A highlight for Scott was visiting any one of Riverside’s over 100 programs across eastern and south-central Massachusetts, including residences for people with disabilities, emergency services, outpatient centers, and specialized child and family programs. He liked to mingle with clients and staff, often using his sense of humor to break the ice, getting the true low-down on what was happening at the program. After the visits, he would send glowing reports about the impressive and amazing people he met while there.
Scott was a beloved boss and co-worker. He took equal time to get to know everyone – from interns to upper management. As Sam Falaye, Regional Director of Residential Services, said, “No matter who you were, Scott always asked a lot of questions. He wanted to really get to know you so he could make a connection.” Scott loved attending the bi-weekly new employee orientations – many were surprised that the CEO of a large organization would make the time to do this. Sam remembers when a site supervisor passed away after a brief illness, and Scott visited his family in Lowell, who were both appreciative and amazed that the CEO would come by to pay his respects.

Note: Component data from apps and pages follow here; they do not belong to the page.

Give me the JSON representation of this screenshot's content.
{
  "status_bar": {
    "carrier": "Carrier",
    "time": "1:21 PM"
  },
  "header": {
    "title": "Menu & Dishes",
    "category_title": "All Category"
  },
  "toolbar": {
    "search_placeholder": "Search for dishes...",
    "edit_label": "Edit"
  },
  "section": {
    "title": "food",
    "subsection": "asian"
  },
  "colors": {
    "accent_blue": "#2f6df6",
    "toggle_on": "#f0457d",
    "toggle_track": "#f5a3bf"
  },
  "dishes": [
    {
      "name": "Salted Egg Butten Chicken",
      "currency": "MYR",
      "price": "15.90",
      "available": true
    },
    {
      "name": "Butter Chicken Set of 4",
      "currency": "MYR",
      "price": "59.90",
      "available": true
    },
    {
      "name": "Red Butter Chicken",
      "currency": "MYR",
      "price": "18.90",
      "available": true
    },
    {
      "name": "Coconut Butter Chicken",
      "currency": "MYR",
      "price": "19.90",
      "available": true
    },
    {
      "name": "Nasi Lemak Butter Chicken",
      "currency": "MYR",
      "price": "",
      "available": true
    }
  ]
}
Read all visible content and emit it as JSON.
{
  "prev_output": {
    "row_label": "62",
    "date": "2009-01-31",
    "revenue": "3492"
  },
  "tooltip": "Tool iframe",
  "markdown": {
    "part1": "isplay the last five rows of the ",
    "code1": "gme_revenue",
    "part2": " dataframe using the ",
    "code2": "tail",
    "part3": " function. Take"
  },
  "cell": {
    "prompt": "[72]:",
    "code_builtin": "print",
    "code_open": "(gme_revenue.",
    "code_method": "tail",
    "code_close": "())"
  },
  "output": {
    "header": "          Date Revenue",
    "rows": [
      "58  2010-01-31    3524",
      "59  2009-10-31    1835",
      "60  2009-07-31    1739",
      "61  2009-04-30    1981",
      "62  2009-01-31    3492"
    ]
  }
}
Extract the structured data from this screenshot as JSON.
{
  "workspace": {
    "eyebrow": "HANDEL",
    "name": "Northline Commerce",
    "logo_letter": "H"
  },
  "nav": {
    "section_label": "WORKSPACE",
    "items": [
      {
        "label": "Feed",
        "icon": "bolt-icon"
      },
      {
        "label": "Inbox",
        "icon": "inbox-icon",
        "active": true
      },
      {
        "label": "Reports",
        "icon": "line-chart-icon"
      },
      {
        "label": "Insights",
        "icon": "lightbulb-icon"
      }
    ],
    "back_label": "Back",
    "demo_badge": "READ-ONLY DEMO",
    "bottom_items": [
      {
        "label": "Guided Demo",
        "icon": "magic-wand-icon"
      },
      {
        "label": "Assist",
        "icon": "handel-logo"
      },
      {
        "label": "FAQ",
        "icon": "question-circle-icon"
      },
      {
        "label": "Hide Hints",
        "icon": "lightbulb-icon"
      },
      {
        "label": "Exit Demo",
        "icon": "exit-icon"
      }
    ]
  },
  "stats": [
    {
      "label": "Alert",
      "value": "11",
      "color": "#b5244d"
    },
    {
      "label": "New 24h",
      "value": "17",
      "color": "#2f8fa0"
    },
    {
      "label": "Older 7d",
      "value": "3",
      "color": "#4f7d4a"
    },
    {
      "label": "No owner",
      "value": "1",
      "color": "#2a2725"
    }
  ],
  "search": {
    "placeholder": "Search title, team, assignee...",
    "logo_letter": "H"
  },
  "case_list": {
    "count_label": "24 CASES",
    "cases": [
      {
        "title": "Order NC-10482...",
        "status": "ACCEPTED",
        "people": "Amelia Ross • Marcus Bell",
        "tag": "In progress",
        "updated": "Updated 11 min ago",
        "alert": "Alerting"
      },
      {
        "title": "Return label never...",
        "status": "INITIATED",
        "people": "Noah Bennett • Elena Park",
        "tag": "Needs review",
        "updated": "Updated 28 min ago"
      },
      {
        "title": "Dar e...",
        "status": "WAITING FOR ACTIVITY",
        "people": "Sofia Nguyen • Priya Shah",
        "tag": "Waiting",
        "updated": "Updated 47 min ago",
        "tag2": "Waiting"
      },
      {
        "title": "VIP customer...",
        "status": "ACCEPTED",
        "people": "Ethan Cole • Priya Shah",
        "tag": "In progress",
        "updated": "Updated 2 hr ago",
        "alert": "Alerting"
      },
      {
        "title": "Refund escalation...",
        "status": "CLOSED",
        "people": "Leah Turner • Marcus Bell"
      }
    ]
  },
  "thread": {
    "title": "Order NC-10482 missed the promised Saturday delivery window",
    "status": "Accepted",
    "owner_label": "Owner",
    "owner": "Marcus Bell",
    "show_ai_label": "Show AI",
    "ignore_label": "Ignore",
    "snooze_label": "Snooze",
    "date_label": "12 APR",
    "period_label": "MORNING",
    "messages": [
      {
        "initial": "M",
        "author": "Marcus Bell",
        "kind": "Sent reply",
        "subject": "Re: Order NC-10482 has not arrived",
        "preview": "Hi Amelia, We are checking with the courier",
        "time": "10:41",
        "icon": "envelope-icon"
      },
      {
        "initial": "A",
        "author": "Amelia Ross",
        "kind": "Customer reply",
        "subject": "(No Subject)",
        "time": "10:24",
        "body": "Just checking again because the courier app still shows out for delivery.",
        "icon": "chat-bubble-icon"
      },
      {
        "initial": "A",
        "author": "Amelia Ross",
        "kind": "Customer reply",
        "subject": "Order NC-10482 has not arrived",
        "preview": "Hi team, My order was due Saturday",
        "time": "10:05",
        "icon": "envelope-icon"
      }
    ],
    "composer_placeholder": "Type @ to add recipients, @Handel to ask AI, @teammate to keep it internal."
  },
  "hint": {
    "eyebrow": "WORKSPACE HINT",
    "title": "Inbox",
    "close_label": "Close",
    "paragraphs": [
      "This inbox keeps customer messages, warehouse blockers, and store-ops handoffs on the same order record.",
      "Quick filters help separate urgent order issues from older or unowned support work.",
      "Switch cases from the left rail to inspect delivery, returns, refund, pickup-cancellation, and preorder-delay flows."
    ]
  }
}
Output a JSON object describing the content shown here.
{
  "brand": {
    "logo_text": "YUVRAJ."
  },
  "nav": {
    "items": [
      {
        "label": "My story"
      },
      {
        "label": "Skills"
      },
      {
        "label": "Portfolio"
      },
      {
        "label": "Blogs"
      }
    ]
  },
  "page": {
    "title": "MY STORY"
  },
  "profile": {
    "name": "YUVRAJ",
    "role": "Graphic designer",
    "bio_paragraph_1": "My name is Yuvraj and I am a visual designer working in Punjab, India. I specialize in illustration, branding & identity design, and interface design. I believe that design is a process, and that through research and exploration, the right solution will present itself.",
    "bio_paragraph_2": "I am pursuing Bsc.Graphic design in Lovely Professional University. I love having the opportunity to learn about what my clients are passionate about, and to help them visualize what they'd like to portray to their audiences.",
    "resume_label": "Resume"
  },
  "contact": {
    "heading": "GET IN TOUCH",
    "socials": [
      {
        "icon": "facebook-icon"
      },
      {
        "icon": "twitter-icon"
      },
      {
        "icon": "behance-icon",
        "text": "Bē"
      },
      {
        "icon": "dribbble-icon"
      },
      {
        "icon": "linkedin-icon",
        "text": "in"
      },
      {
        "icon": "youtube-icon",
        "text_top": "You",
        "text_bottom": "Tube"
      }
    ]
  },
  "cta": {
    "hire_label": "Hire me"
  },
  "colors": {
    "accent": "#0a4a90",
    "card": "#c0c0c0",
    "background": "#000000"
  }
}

A self-proclaimed “hippie in a suit,” Scott embraced workforce diversity and inclusion long before it was standard practice. Scott fiercely believed that anyone involved with Riverside, whether it be a client, client family member, employee, or board member, must be respectful of differences in beliefs or backgrounds. Scott started a diversity committee at Riverside long before they were mainstream and championed Riverside’s Mutual Respect Policy, which is prominently displayed in all buildings. Scott aptly realized that an organization like Riverside would thrive on differences since those differences would enable Riverside to learn from diverse perspectives and provide more culturally sensitive and compassionate services.
Scott’s quest for a diverse staff extended to those who had dealt with mental health or substance use issues themselves. He encouraged people with lived experience to come to Riverside, where he was supportive – and had very high expectations, just as with all Riverside staff. “Scott made it safe for employees to share their lived experience openly. He wanted to build a compassionate workforce that would connect deeply with and truly value the people that they were supporting. Scott saw the strength of genuine and caring relationships as key to recovery,” said Val Comerford, a friend and former Riverside employee.
An entrepreneur at heart, Scott was extremely proud of the innovative programs that emerged from Riverside including the Employment Collaboratives, Riverside Trauma Center, Behavioral Treatment Services, and most recently MindWise Innovations. “Scott was a fearless soul, never afraid to challenge the world, to take risks, and to fight for an idea. He was always pivoting and inventing new ways of thinking. Scott shaped Riverside into an organization that reflected his own fearless spirit,” said Satya Montgomery, Chief Operating Officer at Riverside.
Scott recognized that the quality of services for people served, as well as the quality of life for human service employees, were reliant on funding and collaboration with government, funders, and among organizations. Savvy when it came to politics and partnerships, he was a leader of The Collaborative, a group that represents key industry trade associations. He had a way of bringing people together and mobilizing behind a common cause.
Scott was perhaps happiest in his African art-filled home listening to obscure blues music or in his spare time writing magazine articles about blues musicians he has known. But Scott loved his job and the organization he founded, and stayed involved as much as he could right up to the end of his life. As Marsha Medalie says, “He was a force who leaves us with lasting memories and a determination to continue our work. He stayed true to his values and the Riverside mission until his final days… making an important, positive difference in people’s lives.”
In lieu of flowers, Scott’s family has asked that contributions be made to Riverside Community Care: 270 Bridge Street, Dedham, Mass., 02026, or you may make a gift online here. If donating by check, please note the gift is in tribute to Scott so that we may notify his family. A memorial service is being planned for the fall.